• **Exercise goal**
Identify every line in the records below that contains the word "test", and copy each of those lines.

• **Data for review**
────────────────────

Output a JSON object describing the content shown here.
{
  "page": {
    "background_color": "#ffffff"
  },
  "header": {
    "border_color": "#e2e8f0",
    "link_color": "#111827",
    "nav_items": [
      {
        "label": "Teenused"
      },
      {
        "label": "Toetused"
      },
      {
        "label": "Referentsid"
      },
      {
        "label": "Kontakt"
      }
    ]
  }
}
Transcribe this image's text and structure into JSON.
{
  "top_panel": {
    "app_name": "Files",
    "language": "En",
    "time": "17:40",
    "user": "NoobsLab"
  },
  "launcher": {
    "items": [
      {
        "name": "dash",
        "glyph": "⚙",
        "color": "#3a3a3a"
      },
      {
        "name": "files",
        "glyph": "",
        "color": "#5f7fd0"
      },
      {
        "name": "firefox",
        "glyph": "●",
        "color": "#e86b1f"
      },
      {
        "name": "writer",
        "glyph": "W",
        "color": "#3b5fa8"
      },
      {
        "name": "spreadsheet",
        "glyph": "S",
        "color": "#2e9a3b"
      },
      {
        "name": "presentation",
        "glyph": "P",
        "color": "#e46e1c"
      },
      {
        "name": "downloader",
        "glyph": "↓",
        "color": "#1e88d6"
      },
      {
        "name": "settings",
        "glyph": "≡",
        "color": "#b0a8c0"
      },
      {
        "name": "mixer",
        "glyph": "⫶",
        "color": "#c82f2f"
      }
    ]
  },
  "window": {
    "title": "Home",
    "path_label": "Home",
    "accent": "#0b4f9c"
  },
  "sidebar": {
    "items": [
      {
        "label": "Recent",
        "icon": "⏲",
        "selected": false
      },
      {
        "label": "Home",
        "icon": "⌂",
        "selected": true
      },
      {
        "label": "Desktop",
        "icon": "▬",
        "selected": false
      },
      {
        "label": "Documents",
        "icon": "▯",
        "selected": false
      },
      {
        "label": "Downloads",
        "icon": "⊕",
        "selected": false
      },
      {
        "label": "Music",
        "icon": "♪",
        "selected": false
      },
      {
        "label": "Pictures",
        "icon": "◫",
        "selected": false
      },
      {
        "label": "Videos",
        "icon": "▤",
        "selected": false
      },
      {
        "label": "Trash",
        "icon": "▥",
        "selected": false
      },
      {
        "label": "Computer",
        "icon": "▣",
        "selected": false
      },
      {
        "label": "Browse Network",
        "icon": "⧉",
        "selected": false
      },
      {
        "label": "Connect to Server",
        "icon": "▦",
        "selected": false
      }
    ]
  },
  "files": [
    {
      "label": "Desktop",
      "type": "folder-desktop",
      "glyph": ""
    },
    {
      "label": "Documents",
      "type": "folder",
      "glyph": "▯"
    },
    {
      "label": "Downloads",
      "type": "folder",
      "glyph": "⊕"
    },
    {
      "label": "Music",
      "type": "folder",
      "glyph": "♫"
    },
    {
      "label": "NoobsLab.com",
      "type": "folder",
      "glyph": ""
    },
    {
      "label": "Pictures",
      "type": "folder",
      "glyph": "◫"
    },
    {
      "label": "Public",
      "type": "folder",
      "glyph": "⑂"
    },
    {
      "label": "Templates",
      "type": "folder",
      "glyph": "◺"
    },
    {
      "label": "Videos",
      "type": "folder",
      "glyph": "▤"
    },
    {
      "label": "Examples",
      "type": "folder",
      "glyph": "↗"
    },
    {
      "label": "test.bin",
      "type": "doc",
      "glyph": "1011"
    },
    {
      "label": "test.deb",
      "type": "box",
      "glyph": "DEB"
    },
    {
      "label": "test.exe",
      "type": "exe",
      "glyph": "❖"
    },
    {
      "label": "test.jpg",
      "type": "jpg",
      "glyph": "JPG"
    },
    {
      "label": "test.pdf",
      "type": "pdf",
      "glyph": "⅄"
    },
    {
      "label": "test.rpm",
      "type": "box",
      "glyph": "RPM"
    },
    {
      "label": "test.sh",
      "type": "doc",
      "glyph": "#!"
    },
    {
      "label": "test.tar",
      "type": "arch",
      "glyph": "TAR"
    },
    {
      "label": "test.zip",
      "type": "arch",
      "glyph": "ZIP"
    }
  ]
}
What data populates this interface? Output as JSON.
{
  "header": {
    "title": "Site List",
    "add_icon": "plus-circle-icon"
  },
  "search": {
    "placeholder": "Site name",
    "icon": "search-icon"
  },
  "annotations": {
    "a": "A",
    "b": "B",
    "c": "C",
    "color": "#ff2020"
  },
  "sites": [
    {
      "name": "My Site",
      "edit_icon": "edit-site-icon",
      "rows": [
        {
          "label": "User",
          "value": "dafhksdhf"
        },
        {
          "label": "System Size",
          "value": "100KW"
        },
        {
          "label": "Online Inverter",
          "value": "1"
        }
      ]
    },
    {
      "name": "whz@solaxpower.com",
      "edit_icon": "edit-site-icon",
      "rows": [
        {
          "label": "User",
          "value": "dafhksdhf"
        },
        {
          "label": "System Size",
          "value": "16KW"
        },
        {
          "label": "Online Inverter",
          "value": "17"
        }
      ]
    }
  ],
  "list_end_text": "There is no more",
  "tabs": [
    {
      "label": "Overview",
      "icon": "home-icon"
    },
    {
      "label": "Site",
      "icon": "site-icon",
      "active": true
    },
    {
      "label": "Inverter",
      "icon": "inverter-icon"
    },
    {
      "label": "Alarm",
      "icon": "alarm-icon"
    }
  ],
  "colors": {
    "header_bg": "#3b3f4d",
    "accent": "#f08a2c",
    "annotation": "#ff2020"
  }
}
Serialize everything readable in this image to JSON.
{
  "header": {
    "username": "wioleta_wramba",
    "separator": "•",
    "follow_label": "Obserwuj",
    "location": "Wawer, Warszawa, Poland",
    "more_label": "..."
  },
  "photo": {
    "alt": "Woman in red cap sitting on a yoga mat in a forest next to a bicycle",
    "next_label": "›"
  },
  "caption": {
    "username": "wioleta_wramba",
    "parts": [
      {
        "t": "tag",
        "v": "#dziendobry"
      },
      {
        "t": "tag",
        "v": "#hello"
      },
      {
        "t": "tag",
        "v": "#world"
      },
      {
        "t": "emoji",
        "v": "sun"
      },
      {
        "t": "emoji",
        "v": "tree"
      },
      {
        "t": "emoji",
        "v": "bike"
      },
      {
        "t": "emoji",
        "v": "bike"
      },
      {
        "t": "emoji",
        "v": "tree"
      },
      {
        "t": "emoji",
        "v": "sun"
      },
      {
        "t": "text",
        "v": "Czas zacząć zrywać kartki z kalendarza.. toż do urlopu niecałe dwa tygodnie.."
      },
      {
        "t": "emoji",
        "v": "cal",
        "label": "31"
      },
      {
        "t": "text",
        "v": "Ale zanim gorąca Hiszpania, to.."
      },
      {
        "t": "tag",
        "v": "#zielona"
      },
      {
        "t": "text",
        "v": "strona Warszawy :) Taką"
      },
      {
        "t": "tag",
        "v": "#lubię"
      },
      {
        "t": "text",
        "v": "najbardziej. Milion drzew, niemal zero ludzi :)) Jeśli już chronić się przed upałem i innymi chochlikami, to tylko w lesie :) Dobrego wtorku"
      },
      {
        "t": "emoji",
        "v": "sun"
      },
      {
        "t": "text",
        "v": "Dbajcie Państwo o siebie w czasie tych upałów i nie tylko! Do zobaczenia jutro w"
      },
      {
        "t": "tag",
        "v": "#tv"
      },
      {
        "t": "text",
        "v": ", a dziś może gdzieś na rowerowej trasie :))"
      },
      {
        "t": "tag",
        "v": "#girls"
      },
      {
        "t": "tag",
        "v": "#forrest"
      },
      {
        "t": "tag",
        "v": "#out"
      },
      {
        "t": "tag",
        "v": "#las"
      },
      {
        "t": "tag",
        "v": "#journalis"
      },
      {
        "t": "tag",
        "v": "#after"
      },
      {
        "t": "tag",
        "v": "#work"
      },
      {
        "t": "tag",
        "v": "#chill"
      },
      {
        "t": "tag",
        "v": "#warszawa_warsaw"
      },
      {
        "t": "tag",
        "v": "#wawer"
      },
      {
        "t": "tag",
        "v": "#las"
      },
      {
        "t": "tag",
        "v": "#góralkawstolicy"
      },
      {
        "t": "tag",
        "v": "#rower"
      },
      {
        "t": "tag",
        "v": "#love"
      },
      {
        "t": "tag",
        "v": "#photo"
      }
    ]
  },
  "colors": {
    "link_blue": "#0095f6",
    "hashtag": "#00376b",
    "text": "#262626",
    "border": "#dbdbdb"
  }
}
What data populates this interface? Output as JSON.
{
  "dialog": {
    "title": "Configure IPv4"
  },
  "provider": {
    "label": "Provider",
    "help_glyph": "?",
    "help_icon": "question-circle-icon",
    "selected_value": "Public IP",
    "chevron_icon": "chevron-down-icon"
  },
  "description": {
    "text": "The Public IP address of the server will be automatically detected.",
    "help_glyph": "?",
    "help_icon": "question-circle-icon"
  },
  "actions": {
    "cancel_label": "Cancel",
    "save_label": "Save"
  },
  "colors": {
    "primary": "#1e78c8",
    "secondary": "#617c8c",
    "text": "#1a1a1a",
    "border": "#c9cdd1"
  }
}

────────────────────

• **Solution for this task**
      "label": "test.bin",
      "label": "test.deb",
      "label": "test.exe",
      "label": "test.jpg",
      "label": "test.pdf",
      "label": "test.rpm",
      "label": "test.sh",
      "label": "test.tar",
      "label": "test.zip",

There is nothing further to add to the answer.